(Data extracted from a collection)
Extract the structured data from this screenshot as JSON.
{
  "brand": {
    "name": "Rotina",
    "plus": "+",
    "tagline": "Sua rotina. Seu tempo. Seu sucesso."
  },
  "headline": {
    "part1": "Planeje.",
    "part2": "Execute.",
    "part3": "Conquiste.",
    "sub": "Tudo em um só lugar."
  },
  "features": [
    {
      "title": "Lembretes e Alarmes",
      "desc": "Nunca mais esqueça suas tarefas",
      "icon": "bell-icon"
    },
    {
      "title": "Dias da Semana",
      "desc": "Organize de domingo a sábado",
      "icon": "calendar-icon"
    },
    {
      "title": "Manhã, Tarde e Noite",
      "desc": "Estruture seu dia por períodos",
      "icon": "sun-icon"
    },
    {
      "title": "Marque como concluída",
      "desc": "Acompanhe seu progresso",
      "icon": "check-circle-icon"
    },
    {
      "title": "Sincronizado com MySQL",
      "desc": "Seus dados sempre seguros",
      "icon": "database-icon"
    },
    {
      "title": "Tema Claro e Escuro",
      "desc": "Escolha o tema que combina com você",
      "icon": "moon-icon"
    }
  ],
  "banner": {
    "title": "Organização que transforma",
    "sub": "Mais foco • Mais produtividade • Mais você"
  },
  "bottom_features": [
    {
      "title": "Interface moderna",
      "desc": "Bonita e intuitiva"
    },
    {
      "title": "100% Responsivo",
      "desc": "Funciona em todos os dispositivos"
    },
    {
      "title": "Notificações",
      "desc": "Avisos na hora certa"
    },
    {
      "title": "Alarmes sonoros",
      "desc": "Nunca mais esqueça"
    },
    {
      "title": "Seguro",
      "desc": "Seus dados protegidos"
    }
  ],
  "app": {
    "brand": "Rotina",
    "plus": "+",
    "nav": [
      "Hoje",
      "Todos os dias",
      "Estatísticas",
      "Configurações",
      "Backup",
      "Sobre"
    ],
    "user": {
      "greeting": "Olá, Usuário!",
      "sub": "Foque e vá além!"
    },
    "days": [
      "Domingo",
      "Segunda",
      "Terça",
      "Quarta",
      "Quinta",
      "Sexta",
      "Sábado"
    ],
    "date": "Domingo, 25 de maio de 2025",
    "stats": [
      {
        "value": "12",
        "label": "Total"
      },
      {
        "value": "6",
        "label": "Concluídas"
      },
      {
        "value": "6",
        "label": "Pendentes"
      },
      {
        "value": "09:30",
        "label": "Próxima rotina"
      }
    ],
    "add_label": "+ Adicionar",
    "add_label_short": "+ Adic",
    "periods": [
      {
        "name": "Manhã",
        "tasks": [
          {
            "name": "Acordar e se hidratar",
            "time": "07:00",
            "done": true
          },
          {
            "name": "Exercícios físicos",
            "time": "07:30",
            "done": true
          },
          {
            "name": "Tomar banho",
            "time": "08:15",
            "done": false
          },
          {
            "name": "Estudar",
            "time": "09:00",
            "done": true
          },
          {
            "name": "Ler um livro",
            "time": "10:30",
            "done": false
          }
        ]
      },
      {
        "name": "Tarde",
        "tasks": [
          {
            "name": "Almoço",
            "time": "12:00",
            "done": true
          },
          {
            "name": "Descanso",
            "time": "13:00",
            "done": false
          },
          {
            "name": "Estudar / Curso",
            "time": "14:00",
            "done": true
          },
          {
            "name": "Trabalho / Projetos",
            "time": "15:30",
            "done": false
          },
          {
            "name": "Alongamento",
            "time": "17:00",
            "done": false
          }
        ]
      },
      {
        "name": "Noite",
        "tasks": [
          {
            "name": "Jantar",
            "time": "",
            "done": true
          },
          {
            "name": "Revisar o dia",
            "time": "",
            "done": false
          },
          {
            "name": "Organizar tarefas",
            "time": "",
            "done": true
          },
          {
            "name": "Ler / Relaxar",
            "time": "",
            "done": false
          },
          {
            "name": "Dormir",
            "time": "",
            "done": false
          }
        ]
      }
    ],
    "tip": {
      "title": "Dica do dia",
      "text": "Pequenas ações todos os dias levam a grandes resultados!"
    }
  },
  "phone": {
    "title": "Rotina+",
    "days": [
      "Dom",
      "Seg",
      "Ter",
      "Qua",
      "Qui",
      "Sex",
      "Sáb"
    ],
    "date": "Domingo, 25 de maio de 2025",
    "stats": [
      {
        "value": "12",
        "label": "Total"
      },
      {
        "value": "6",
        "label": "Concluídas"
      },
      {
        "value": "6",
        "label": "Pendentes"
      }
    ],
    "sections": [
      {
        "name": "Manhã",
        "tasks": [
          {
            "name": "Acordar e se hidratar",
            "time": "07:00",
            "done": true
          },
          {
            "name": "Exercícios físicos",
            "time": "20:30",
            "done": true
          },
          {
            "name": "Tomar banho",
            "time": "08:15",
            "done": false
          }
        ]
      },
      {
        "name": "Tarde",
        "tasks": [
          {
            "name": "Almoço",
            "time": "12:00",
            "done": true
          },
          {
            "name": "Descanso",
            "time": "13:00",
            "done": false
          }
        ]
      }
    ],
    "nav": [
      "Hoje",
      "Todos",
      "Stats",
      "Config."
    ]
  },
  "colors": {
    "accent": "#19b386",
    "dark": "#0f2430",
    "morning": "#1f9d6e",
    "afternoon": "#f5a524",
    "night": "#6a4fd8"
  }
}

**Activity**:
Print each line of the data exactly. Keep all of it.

**Response for this exercise**:
Extract the structured data from this screenshot as JSON.
{
  "brand": {
    "name": "Rotina",
    "plus": "+",
    "tagline": "Sua rotina. Seu tempo. Seu sucesso."
  },
  "headline": {
    "part1": "Planeje.",
    "part2": "Execute.",
    "part3": "Conquiste.",
    "sub": "Tudo em um só lugar."
  },
  "features": [
    {
      "title": "Lembretes e Alarmes",
      "desc": "Nunca mais esqueça suas tarefas",
      "icon": "bell-icon"
    },
    {
      "title": "Dias da Semana",
      "desc": "Organize de domingo a sábado",
      "icon": "calendar-icon"
    },
    {
      "title": "Manhã, Tarde e Noite",
      "desc": "Estruture seu dia por períodos",
      "icon": "sun-icon"
    },
    {
      "title": "Marque como concluída",
      "desc": "Acompanhe seu progresso",
      "icon": "check-circle-icon"
    },
    {
      "title": "Sincronizado com MySQL",
      "desc": "Seus dados sempre seguros",
      "icon": "database-icon"
    },
    {
      "title": "Tema Claro e Escuro",
      "desc": "Escolha o tema que combina com você",
      "icon": "moon-icon"
    }
  ],
  "banner": {
    "title": "Organização que transforma",
    "sub": "Mais foco • Mais produtividade • Mais você"
  },
  "bottom_features": [
    {
      "title": "Interface moderna",
      "desc": "Bonita e intuitiva"
    },
    {
      "title": "100% Responsivo",
      "desc": "Funciona em todos os dispositivos"
    },
    {
      "title": "Notificações",
      "desc": "Avisos na hora certa"
    },
    {
      "title": "Alarmes sonoros",
      "desc": "Nunca mais esqueça"
    },
    {
      "title": "Seguro",
      "desc": "Seus dados protegidos"
    }
  ],
  "app": {
    "brand": "Rotina",
    "plus": "+",
    "nav": [
      "Hoje",
      "Todos os dias",
      "Estatísticas",
      "Configurações",
      "Backup",
      "Sobre"
    ],
    "user": {
      "greeting": "Olá, Usuário!",
      "sub": "Foque e vá além!"
    },
    "days": [
      "Domingo",
      "Segunda",
      "Terça",
      "Quarta",
      "Quinta",
      "Sexta",
      "Sábado"
    ],
    "date": "Domingo, 25 de maio de 2025",
    "stats": [
      {
        "value": "12",
        "label": "Total"
      },
      {
        "value": "6",
        "label": "Concluídas"
      },
      {
        "value": "6",
        "label": "Pendentes"
      },
      {
        "value": "09:30",
        "label": "Próxima rotina"
      }
    ],
    "add_label": "+ Adicionar",
    "add_label_short": "+ Adic",
    "periods": [
      {
        "name": "Manhã",
        "tasks": [
          {
            "name": "Acordar e se hidratar",
            "time": "07:00",
            "done": true
          },
          {
            "name": "Exercícios físicos",
            "time": "07:30",
            "done": true
          },
          {
            "name": "Tomar banho",
            "time": "08:15",
            "done": false
          },
          {
            "name": "Estudar",
            "time": "09:00",
            "done": true
          },
          {
            "name": "Ler um livro",
            "time": "10:30",
            "done": false
          }
        ]
      },
      {
        "name": "Tarde",
        "tasks": [
          {
            "name": "Almoço",
            "time": "12:00",
            "done": true
          },
          {
            "name": "Descanso",
            "time": "13:00",
            "done": false
          },
          {
            "name": "Estudar / Curso",
            "time": "14:00",
            "done": true
          },
          {
            "name": "Trabalho / Projetos",
            "time": "15:30",
            "done": false
          },
          {
            "name": "Alongamento",
            "time": "17:00",
            "done": false
          }
        ]
      },
      {
        "name": "Noite",
        "tasks": [
          {
            "name": "Jantar",
            "time": "",
            "done": true
          },
          {
            "name": "Revisar o dia",
            "time": "",
            "done": false
          },
          {
            "name": "Organizar tarefas",
            "time": "",
            "done": true
          },
          {
            "name": "Ler / Relaxar",
            "time": "",
            "done": false
          },
          {
            "name": "Dormir",
            "time": "",
            "done": false
          }
        ]
      }
    ],
    "tip": {
      "title": "Dica do dia",
      "text": "Pequenas ações todos os dias levam a grandes resultados!"
    }
  },
  "phone": {
    "title": "Rotina+",
    "days": [
      "Dom",
      "Seg",
      "Ter",
      "Qua",
      "Qui",
      "Sex",
      "Sáb"
    ],
    "date": "Domingo, 25 de maio de 2025",
    "stats": [
      {
        "value": "12",
        "label": "Total"
      },
      {
        "value": "6",
        "label": "Concluídas"
      },
      {
        "value": "6",
        "label": "Pendentes"
      }
    ],
    "sections": [
      {
        "name": "Manhã",
        "tasks": [
          {
            "name": "Acordar e se hidratar",
            "time": "07:00",
            "done": true
          },
          {
            "name": "Exercícios físicos",
            "time": "20:30",
            "done": true
          },
          {
            "name": "Tomar banho",
            "time": "08:15",
            "done": false
          }
        ]
      },
      {
        "name": "Tarde",
        "tasks": [
          {
            "name": "Almoço",
            "time": "12:00",
            "done": true
          },
          {
            "name": "Descanso",
            "time": "13:00",
            "done": false
          }
        ]
      }
    ],
    "nav": [
      "Hoje",
      "Todos",
      "Stats",
      "Config."
    ]
  },
  "colors": {
    "accent": "#19b386",
    "dark": "#0f2430",
    "morning": "#1f9d6e",
    "afternoon": "#f5a524",
    "night": "#6a4fd8"
  }
}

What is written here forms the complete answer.